TABLE of CONTENTS February 2014
BY Liz Farmer
Failure to understand financial outcomes is more dangerous to states and localities than ever, and there’s a big gap between what public leaders know about finance and what they need to know.
In the 1980s, San Francisco faced a court order similar to the one the state is facing now to reduce overcrowding. Rather than simply throwing the book at people, the city now often treats jail as a last resort and focuses on reintegrating ex-offenders back into society.
The Attorney General is poised to beat Democrat Wendy Davis in the state's nationally watched and heated governor's race, but most Texans know very little about him.
In the past year, several states have either created or rekindled grant programs dedicated to improving freight service.
Some of the most promising experiments to improve quality of care while cutting expenses are taking place at the local level.
Instead of looking for better results through data analytics, new technology or paid consultants, Denver looks to its own employees for simple, straightforward reforms.
POLITICS + POLICY
After Mayor John Cranley campaigned on opposition to the project, he announces "we're going to have a streetcar."

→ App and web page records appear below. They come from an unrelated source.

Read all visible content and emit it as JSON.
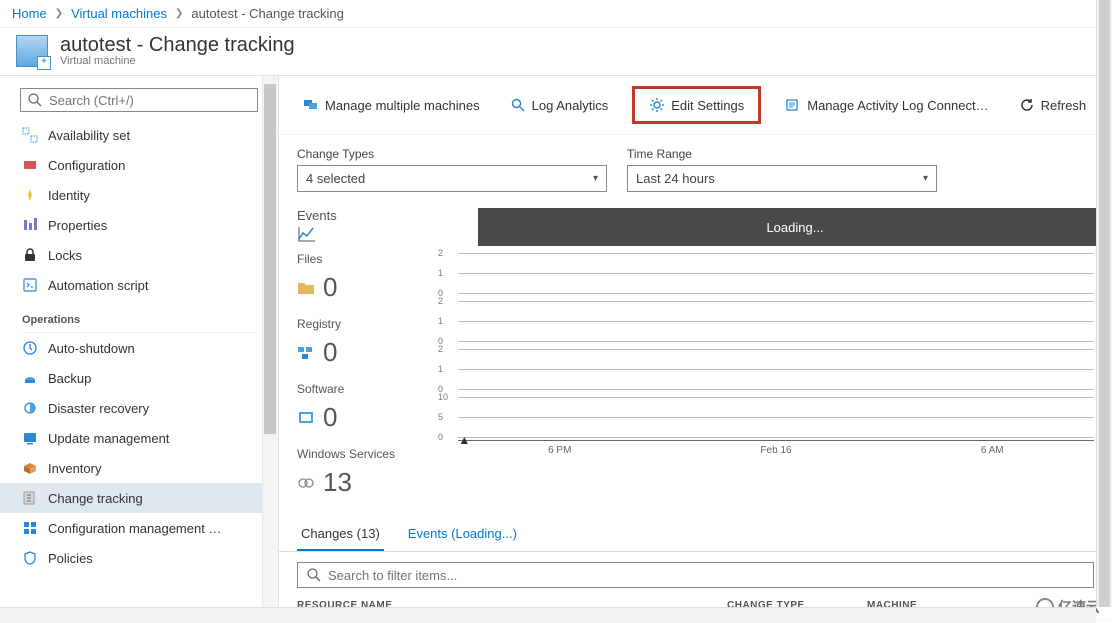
{
  "breadcrumb": {
    "home": "Home",
    "vms": "Virtual machines",
    "current": "autotest - Change tracking"
  },
  "header": {
    "title": "autotest - Change tracking",
    "subtitle": "Virtual machine"
  },
  "sidebar": {
    "search_placeholder": "Search (Ctrl+/)",
    "items_top": [
      {
        "label": "Availability set",
        "icon": "availability-set-icon"
      },
      {
        "label": "Configuration",
        "icon": "configuration-icon"
      },
      {
        "label": "Identity",
        "icon": "identity-icon"
      },
      {
        "label": "Properties",
        "icon": "properties-icon"
      },
      {
        "label": "Locks",
        "icon": "locks-icon"
      },
      {
        "label": "Automation script",
        "icon": "automation-script-icon"
      }
    ],
    "group_label": "Operations",
    "items_ops": [
      {
        "label": "Auto-shutdown",
        "icon": "auto-shutdown-icon"
      },
      {
        "label": "Backup",
        "icon": "backup-icon"
      },
      {
        "label": "Disaster recovery",
        "icon": "disaster-recovery-icon"
      },
      {
        "label": "Update management",
        "icon": "update-management-icon"
      },
      {
        "label": "Inventory",
        "icon": "inventory-icon"
      },
      {
        "label": "Change tracking",
        "icon": "change-tracking-icon",
        "selected": true
      },
      {
        "label": "Configuration management …",
        "icon": "config-mgmt-icon"
      },
      {
        "label": "Policies",
        "icon": "policies-icon"
      }
    ]
  },
  "toolbar": {
    "manage_multi": "Manage multiple machines",
    "log_analytics": "Log Analytics",
    "edit_settings": "Edit Settings",
    "manage_activity": "Manage Activity Log Connect…",
    "refresh": "Refresh"
  },
  "filters": {
    "change_types_label": "Change Types",
    "change_types_value": "4 selected",
    "time_range_label": "Time Range",
    "time_range_value": "Last 24 hours"
  },
  "events": {
    "title": "Events",
    "loading": "Loading...",
    "rows": [
      {
        "label": "Files",
        "count": "0"
      },
      {
        "label": "Registry",
        "count": "0"
      },
      {
        "label": "Software",
        "count": "0"
      },
      {
        "label": "Windows Services",
        "count": "13"
      }
    ]
  },
  "chart_data": [
    {
      "type": "bar",
      "title": "Files",
      "yticks": [
        0,
        1,
        2
      ],
      "values": [],
      "xticks": [
        "6 PM",
        "Feb 16",
        "6 AM"
      ]
    },
    {
      "type": "bar",
      "title": "Registry",
      "yticks": [
        0,
        1,
        2
      ],
      "values": [],
      "xticks": [
        "6 PM",
        "Feb 16",
        "6 AM"
      ]
    },
    {
      "type": "bar",
      "title": "Software",
      "yticks": [
        0,
        1,
        2
      ],
      "values": [],
      "xticks": [
        "6 PM",
        "Feb 16",
        "6 AM"
      ]
    },
    {
      "type": "bar",
      "title": "Windows Services",
      "yticks": [
        0,
        5,
        10
      ],
      "values": [],
      "xticks": [
        "6 PM",
        "Feb 16",
        "6 AM"
      ]
    }
  ],
  "x_axis": {
    "ticks": [
      "6 PM",
      "Feb 16",
      "6 AM"
    ]
  },
  "tabs": {
    "changes": "Changes (13)",
    "events": "Events (Loading...)"
  },
  "table": {
    "search_placeholder": "Search to filter items...",
    "headers": {
      "name": "RESOURCE NAME",
      "type": "CHANGE TYPE",
      "machine": "MACHINE"
    }
  },
  "watermark": "亿速云"
}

In 2012, the federal government issued $5.2 billion in tax refunds to people who falsified their identity. Georgia found a way to keep that money out of scammers’ pockets.
More than half the states enacted laws to combat metal theft last year, but there’s little analysis of which legislative policies actually work.
How one agency handled a tragedy as it unfolded live on Twitter.
It’s a tempting idea, but cities simply don’t have the power to do what most of their residents want them to do.
The feds set a goal of reducing crime on tribal reservations by 5 percent. Here’s how they brought it down by more than 700 percent.
Officials in Salt Lake City say that by the end of this month, they will have zero chronically homeless veterans.
For every future project the District of Columbia undertakes, it will ask the same question: How does this impact the public’s health?
The United States once dreamed of building great things – like a library in every city – and made those dreams come true. But not anymore.
Late-night transit options may make a city more attractive to younger generations, but running trains around the clock has its drawbacks.
An analysis of retirement data finds that pension reforms contributed to significantly more workers filing retirement paperwork in at least six states.
For one town, dealing honestly with its unions paid off.
Most agencies can’t match private-sector pay, and governments can no longer depend on superior benefits packages as a recruiting tool.
If there’s a bright side to governments’ money problems, it’s that it’s forcing them to use plain English to talk about their finances.